### [Input data]
________________________________________

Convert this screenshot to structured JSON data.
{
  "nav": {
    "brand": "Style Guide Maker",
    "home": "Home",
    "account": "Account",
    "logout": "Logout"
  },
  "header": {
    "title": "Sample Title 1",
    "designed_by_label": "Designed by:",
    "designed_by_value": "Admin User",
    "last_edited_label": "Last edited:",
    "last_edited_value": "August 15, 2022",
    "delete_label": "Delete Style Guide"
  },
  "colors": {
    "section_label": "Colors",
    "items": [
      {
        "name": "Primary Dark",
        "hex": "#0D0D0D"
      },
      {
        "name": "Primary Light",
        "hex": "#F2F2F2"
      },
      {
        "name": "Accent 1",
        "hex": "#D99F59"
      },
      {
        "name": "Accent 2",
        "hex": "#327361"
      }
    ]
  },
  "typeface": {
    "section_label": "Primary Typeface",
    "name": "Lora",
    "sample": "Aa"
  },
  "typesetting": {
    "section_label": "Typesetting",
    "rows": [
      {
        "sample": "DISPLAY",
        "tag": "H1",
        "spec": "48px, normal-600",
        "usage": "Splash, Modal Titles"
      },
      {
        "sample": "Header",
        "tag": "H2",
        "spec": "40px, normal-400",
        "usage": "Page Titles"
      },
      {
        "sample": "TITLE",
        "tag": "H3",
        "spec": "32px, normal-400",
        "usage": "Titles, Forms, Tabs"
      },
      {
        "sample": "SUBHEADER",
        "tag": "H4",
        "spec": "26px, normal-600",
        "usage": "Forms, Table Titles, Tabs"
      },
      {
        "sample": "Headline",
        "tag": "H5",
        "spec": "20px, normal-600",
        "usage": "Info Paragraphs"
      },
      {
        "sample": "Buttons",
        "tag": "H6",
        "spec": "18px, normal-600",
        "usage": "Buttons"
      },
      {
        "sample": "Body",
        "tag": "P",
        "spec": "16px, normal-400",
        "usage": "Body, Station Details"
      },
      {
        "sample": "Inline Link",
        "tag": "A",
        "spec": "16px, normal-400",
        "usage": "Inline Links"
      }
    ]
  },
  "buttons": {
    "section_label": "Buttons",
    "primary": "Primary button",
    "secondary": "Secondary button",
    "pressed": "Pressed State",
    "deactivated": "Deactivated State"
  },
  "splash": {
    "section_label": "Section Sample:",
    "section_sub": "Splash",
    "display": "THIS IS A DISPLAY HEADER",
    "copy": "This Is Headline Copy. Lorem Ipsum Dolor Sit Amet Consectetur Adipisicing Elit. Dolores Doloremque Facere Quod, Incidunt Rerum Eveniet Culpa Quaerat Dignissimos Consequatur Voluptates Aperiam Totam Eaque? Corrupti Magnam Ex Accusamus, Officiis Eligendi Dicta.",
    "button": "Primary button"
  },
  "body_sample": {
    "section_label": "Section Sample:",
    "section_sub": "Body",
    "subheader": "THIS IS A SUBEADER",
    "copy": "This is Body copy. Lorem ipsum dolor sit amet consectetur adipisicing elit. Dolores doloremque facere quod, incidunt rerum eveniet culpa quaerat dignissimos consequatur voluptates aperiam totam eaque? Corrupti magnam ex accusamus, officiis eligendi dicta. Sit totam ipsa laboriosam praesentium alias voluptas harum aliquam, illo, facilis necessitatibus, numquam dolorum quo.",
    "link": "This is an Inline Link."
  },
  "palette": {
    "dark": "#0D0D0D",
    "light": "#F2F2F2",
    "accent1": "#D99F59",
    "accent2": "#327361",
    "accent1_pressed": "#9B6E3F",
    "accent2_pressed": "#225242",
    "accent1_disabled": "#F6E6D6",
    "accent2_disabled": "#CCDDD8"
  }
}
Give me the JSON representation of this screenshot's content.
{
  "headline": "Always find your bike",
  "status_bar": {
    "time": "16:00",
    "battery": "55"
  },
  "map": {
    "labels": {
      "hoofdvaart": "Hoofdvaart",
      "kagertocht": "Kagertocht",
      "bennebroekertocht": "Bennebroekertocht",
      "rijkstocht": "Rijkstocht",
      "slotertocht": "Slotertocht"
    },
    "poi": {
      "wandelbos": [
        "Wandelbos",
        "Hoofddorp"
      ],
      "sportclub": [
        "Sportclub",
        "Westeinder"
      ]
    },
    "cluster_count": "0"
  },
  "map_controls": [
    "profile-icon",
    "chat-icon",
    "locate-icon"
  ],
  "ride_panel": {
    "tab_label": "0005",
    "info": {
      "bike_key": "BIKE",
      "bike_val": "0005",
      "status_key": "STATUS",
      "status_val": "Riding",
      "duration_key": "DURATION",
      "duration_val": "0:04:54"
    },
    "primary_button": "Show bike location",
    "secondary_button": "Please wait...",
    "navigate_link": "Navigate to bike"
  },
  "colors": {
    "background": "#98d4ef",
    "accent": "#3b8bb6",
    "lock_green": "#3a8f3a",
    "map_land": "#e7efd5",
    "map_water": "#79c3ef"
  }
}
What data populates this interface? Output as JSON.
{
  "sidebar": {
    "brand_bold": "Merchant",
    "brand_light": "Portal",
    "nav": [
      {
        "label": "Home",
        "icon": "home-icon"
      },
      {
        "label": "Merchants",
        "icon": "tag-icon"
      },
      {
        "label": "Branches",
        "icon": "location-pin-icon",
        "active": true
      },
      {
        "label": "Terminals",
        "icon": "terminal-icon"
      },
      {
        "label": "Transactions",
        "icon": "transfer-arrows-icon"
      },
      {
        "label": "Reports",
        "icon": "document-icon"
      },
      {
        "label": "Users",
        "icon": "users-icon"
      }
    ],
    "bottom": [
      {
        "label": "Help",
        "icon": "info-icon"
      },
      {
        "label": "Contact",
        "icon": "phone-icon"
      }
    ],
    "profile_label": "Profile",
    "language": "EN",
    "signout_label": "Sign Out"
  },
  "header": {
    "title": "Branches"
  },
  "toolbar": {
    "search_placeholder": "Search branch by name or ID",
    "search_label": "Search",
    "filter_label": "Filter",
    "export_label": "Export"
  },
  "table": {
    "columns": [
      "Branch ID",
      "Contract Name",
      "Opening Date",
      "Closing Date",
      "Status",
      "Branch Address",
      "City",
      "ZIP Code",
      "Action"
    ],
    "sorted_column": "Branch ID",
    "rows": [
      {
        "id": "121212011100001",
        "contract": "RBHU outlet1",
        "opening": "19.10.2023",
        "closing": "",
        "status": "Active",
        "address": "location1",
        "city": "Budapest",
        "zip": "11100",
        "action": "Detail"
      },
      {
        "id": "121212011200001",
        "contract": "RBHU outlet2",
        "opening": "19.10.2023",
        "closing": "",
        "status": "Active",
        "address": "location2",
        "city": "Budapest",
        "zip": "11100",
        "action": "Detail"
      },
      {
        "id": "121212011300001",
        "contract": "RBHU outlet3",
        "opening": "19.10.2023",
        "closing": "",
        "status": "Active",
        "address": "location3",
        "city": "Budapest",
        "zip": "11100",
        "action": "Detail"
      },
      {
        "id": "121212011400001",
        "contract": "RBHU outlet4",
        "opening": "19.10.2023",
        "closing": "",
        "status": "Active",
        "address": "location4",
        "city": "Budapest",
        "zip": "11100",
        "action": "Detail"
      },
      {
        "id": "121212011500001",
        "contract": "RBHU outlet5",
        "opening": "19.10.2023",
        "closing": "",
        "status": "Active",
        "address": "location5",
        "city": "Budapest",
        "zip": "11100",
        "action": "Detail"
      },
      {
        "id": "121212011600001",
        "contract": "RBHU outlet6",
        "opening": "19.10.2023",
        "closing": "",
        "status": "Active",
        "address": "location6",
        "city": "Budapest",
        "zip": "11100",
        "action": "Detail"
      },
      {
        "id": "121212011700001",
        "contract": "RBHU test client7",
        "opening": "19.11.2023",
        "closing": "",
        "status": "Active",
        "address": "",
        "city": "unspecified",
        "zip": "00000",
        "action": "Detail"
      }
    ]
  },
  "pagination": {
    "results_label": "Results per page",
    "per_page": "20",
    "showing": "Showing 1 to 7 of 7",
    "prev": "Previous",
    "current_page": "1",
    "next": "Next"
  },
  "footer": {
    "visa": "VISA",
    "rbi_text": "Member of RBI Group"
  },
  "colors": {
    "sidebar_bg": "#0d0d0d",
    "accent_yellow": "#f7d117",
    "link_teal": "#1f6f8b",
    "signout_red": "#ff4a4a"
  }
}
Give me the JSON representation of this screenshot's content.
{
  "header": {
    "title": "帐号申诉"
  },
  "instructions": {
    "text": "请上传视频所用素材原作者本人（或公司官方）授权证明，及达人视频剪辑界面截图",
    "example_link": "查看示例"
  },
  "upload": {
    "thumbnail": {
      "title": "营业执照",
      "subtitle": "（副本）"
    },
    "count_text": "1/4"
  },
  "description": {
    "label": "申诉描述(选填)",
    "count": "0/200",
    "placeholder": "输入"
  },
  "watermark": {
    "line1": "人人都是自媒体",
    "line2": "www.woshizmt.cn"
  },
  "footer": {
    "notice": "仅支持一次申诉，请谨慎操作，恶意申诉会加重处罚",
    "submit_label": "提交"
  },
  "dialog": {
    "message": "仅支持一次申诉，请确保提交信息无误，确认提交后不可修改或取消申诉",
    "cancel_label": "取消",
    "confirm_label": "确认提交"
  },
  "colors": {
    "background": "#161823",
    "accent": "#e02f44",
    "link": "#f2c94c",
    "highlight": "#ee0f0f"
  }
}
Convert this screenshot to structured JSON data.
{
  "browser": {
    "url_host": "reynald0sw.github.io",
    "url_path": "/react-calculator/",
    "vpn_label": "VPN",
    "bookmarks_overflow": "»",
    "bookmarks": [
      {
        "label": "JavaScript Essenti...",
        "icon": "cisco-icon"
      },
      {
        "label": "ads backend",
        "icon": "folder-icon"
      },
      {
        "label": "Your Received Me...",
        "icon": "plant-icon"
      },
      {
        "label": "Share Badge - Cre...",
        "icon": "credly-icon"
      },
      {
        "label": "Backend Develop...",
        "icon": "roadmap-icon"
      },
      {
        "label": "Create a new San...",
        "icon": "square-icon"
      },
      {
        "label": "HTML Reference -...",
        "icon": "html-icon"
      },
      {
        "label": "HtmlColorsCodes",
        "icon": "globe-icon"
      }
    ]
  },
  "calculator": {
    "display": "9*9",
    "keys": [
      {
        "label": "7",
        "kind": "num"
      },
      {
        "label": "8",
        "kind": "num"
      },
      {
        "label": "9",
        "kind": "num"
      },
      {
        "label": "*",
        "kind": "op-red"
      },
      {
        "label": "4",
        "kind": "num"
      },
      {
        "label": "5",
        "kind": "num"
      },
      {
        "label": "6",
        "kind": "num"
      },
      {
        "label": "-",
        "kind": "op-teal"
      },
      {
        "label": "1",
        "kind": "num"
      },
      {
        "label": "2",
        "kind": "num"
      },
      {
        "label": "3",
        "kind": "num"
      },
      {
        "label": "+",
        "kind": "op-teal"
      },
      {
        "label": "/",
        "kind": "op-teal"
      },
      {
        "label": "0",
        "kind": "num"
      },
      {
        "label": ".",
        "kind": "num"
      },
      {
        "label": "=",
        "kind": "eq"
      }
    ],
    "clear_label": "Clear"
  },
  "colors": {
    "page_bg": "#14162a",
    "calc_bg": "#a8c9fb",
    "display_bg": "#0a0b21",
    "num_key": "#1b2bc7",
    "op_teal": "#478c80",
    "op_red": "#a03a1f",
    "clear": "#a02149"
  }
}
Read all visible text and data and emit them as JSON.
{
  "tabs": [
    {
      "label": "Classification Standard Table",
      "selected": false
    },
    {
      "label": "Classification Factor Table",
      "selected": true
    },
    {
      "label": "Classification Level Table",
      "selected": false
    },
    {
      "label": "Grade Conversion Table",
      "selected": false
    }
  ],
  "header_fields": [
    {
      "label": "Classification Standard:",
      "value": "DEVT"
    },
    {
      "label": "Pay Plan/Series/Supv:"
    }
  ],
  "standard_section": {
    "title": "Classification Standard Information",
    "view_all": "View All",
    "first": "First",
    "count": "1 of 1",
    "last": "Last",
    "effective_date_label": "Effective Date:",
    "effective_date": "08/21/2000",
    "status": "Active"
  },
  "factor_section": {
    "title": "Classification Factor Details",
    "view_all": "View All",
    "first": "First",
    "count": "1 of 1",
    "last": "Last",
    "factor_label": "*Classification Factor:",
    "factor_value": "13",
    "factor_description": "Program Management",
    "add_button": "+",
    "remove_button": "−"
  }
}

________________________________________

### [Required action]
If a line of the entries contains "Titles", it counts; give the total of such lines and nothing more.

### [Your solution]
4